In article      View Article
 
[6]  Nguyen Phuong Mai, Tang Duc Thang, Sameh Kantoush, Tetsuya Sumi, Doan Van Binh and La Vinh Trung “The processes of saltwater intrusion into Hau River”. Proceedings of the 10th International Conference on Asian and Pacific Coasts, Hanoi, Vietnam, 2019.
In article      
 
[7]  Sukumaran, D., Saha, R., & Saxena, R. C., “Ground water quality index of Patna, the capital city of Bihar, India”. American Journal of Water Resources, 3(1), 17-21, 2015.
In article      
 
[8]  Brecht, H., Dasgupta, S., Laplante, B., Murray, S., & Wheeler, D., “Sea-level rise and storm surges: High stakes for a small number of developing countries”. The Journal of Environment & Development, 21(1), 120-138, 2012.
In article      View Article
 
[9]  Brucet Balmaña, S., Boix Masafret, D., Nathansen, L. W., Quintana Pou, X., Jensen, E., Balayla, D., & Jeppesen, E., “Effects of Temperature, Salinity and Fish in Structuring the Macroinvertebrate Community in Shallow Lakes: Implications for Effects of Climate Change”. PLoS ONE, 2012, vol. 7, núm. 2, p. e30877, 2012.
In article      View Article  PubMed
 
[10]  APHA, “Standard methods for the examination of water and waste water”, American Public Health Association, Washington, DC, 2017
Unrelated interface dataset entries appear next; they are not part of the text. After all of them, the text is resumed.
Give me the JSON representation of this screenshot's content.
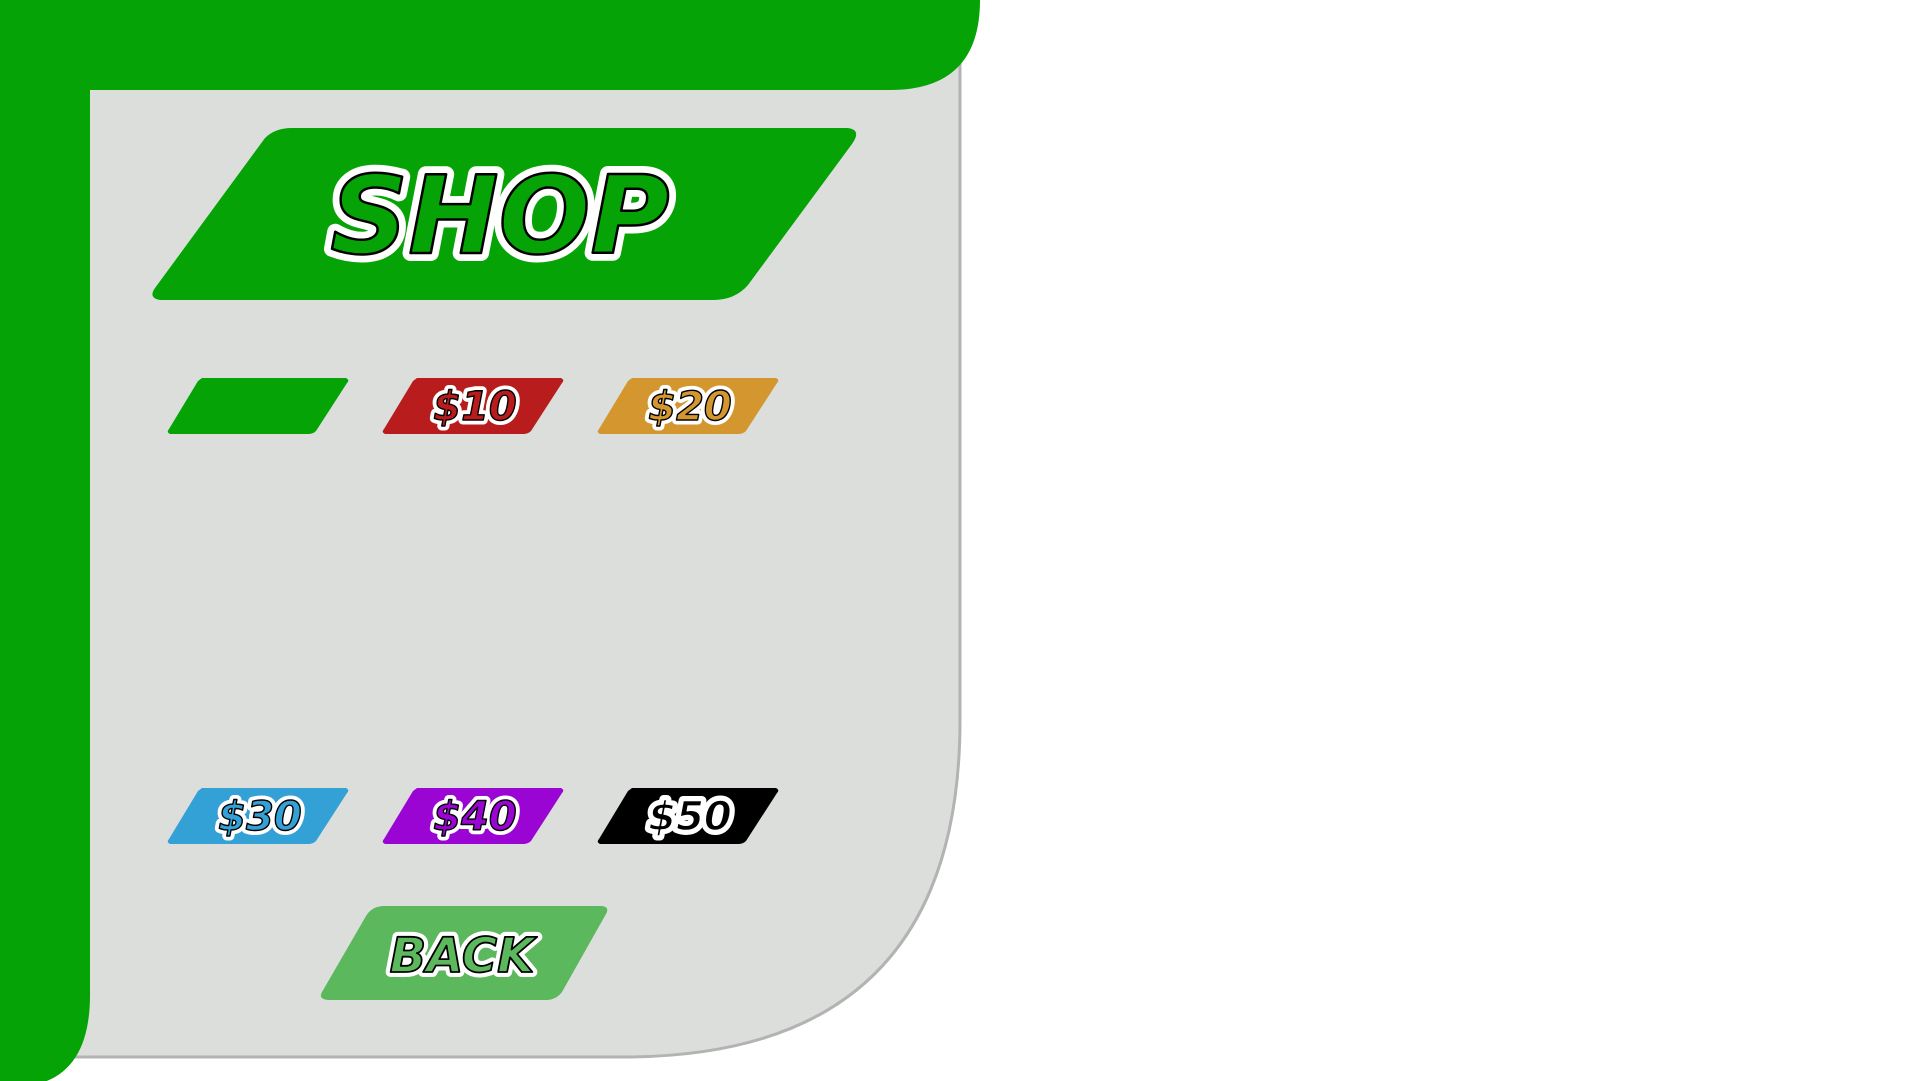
{
  "shop": {
    "title": "SHOP",
    "back_label": "BACK"
  },
  "price_buttons": [
    {
      "label": "",
      "color": "#05a305"
    },
    {
      "label": "$10",
      "color": "#b91c1c"
    },
    {
      "label": "$20",
      "color": "#d4962f"
    },
    {
      "label": "$30",
      "color": "#33a0d6"
    },
    {
      "label": "$40",
      "color": "#9b05d4"
    },
    {
      "label": "$50",
      "color": "#000000"
    }
  ],
  "colors": {
    "frame_green": "#05a305",
    "panel_gray": "#dcdedc",
    "panel_border": "#b3b3b3",
    "title_banner": "#05a305",
    "back_button": "#5cb85c",
    "text_fill": "#ffffff"
  }
}
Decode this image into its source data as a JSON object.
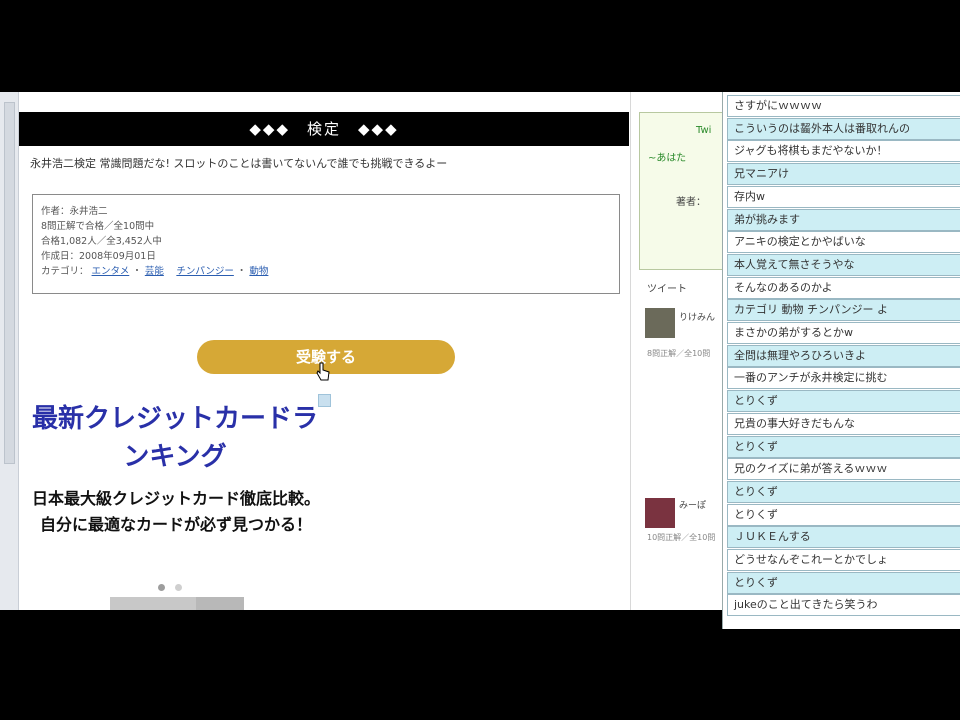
{
  "page": {
    "header_title": "◆◆◆　検定　◆◆◆",
    "description": "永井浩二検定 常識問題だな! スロットのことは書いてないんで誰でも挑戦できるよー",
    "info": {
      "author": "作者：永井浩二",
      "pass_rule": "8問正解で合格／全10問中",
      "passers": "合格1,082人／全3,452人中",
      "date": "作成日：2008年09月01日",
      "category_label": "カテゴリ：",
      "category_links": [
        "エンタメ",
        "芸能",
        "チンパンジー",
        "動物"
      ]
    },
    "exam_button": "受験する"
  },
  "ad": {
    "title": "最新クレジットカードランキング",
    "body": "日本最大級クレジットカード徹底比較。自分に最適なカードが必ず見つかる！"
  },
  "right": {
    "green1": "Twi",
    "green2": "~あはた",
    "author_short": "著者：",
    "tweet_label": "ツイート",
    "tweet1_name": "りけみん",
    "tweet1_text": "8問正解／全10問",
    "tweet2_name": "みーぽ",
    "tweet2_text": "10問正解／全10問"
  },
  "comments": [
    "さすがにｗｗｗｗ",
    "こういうのは齧外本人は番取れんの",
    "ジャグも将棋もまだやないか！",
    "兄マニアけ",
    "存内w",
    "弟が挑みます",
    "アニキの検定とかやばいな",
    "本人覚えて無さそうやな",
    "そんなのあるのかよ",
    "カテゴリ 動物 チンパンジー よ",
    "まさかの弟がするとかw",
    "全問は無理やろひろいきよ",
    "一番のアンチが永井検定に挑む",
    "とりくず",
    "兄貴の事大好きだもんな",
    "とりくず",
    "兄のクイズに弟が答えるｗｗｗ",
    "とりくず",
    "とりくず",
    "ＪＵＫＥんする",
    "どうせなんぞこれーとかでしょ",
    "とりくず",
    "jukeのこと出てきたら笑うわ"
  ]
}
In article      
 
[11]  Sujitha, P. C., Dev, D. M., Sowmya, P. K., & Mini, P. R., “Physicochemical parameters of Karamana river water in Trivandrum district, Kerala”, India. International journal of environmental sciences, 2(3), 1417-1434, 2012
In article      View Article
 
[12]  Adimalla, N., & Venkatayogi, S., “Geochemical characterization and evaluation of groundwater suitability for domestic and agricultural utility in semi-arid region of Basara, Telangana State, South India”, Applied water science, 8(1), 44, 2018.
In article      View Article
 
[13]  Saeed, T. U., & Haleema, A., “Impact of extreme floods on groundwater quality (in Pakistan)”. British Journal of Environment and Climate Change, 4(1), 133-151, 2014.
In article      View Article
 
[14]  Steinich, B., Escolero, O., & Marín, L. E., “Salt-water intrusion and nitrate contamination in the Valley of Hermosillo and El Sahuaral coastal aquifers, Sonora, Mexico”. Hydrogeology Journal, 6(4), 518-526, 1998.
In article      View Article
 
[15]  Fadtare, V. V., & Mane, T. T., “Studies on water pollution of Mula, Mutha and Pawana rivers in summer season in the Pune City Region”. Nature Environment and Pollution Technology, 6(3), pp.499, 2007.
In article      
 
[16]  Li, P., Tian, R., Xue, C., & Wu, J.. “Progress, opportunities, and key fields for groundwater quality research under the impacts of human activities in China with a special focus on western China”. Environmental Science and Pollution Research, 24(15), pp. 13224-13234, 2017.
In article      View Article  PubMed
 
[17]  Tiwari, A. K., & Singh, A. K., “Hydrogeochemical investigation and groundwater quality assessment of Pratapgarh district, Uttar Pradesh”. Journal of the Geological Society of India, 83(3), 329-343, 2014.
In article      View Article
 
[18]  Varol, S., & Davraz, A., “Evaluation of potential human health risk and investigation of drinking water quality in Isparta city center (Turkey)”. Journal of water and health, 14(3), 471-488, 2016.
In article      View Article  PubMed
 
[19]  Dipu Sukumaran, Lotus Rani A. K. and Harikumar P.S., “Water Quality Index (WQI) of Selected Dug Wells in a Coastal Area in Kerala, India”. American Journal of Water Resources. 2018; 6(4):181-185. 2018.
In article